  5. Broadening the definition of sensitive investments to include foreign investments in EU companies operating in vital sectors like semiconductors, AI, critical medicines, and military or dual-use items, as well as those participating in EU initiatives like the European Defence Fund, Space Regulation, and Horizon Europe.

  6. Including screening for greenfield investments, where a foreign investor or their EU subsidiary establishes new facilities or ventures within the bloc. This was included to prevent enduring direct connections formed between the foreign investors and these new enterprises.

  7. Implementing an own-initiative procedure (OIP) that enables the Commission or a Member State to independently initiate a review of unnotified foreign investments in another EU jurisdiction, potentially impacting the security or public order of Member States. This procedure can be activated post-completion of the FDI with a 15-month deadline.

The European Economic Security Strategy

The Draft Regulation on FDI screening, unveiled as part of a quintet of initiatives by the Commission in January 2024, marks a significant step in advancing European economic security. This move is in sync with the European Economic Security Strategy outlined in June 2023 by the European Commission and High Representative for Foreign Affairs Josep Borrell, focusing on four critical risk areas: supply chains, security of critical infrastructure (both physical and cyber), preventing technology leakage, and the weaponization of economic dependencies.

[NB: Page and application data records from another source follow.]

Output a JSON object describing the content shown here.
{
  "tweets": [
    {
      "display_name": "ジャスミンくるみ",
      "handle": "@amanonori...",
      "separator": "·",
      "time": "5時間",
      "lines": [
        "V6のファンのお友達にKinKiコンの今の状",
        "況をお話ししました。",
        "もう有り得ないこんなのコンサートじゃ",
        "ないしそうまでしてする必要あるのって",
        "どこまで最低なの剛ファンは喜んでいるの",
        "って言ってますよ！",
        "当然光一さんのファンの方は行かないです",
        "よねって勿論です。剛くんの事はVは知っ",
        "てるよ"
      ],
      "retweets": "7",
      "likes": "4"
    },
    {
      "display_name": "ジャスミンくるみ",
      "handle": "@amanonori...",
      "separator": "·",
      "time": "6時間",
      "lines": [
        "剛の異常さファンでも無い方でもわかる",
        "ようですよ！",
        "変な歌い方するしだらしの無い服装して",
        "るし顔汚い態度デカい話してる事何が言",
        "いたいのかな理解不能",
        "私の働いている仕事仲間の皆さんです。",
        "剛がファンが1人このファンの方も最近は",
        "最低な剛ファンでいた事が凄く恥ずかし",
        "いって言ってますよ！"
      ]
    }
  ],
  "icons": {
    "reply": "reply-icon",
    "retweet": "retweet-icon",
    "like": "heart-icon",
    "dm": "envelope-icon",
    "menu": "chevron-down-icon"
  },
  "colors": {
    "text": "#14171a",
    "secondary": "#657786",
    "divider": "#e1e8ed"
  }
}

Set against a backdrop of escalating geopolitical tensions, notably in Ukraine and the Middle East, these measures underscore the urgency of mitigating risks and reducing the EU’s reliance on detrimental external dependencies. The comprehensive strategy aims to improve the EU’s economic resilience by maintaining trade, investment, and research openness, enhancing mechanisms for risk assessment in both inbound and outbound investments, improving coordination in export controls, and fostering the development and secure research of dual-use technologies.

If adopted, the new FDI framework is anticipated to significantly influence sectors such as solar and wind energy, electric vehicles, and semiconductor technology, particularly addressing concerns over foreign, notably Chinese, investments in these areas.

Anticipated response of Member States

The introduction of new FDI requirements may encounter resistance from Member States. To reach the desired level of harmonization, a majority of Member States will need to significantly overhaul their existing national screening frameworks. Additionally, some may view the enhanced screening obligations as an undue burden, potentially deterring investment. FDI screening is regarded by many Member States as a crucial aspect of their strategic autonomy, with some hesitant to cede greater control to the European Commission or other Member States, fearing a loss of national interest oversight. This reluctance could manifest in the invocation of Article 346 TFEU to safeguard their “national security sovereignty” against the Commission’s influence.

The response of Member States to these new mandates, particularly those that have only recently updated their screening mechanisms (like Ireland and Bulgaria) in alignment with the existing EU FDI Screening Regulation, remains uncertain due to the extensive reforms and resources required.

Next steps

The Commission’s proposal for a new FDI regulation will have to follow the ordinary legislative procedure, with scrutiny from both the European Parliament (EP) and the Council of the EU. The upcoming EP elections in June 2024, and the current focus of the Belgian Council Presidency to finalize ongoing legislative proposals before the end of its mandate will most certainly delay the legislative process. For now, the appointment of lead draftspersons and allocation of the proposal to the relevant committee is scheduled for September 2024 once the new Parliament is in place.

The new FDI regulation is currently expected to become effective in 2026. Once adopted, it will start applying 15 months after publication in the Official Journal of the EU to give Member States sufficient time to adapt their national screening mechanisms.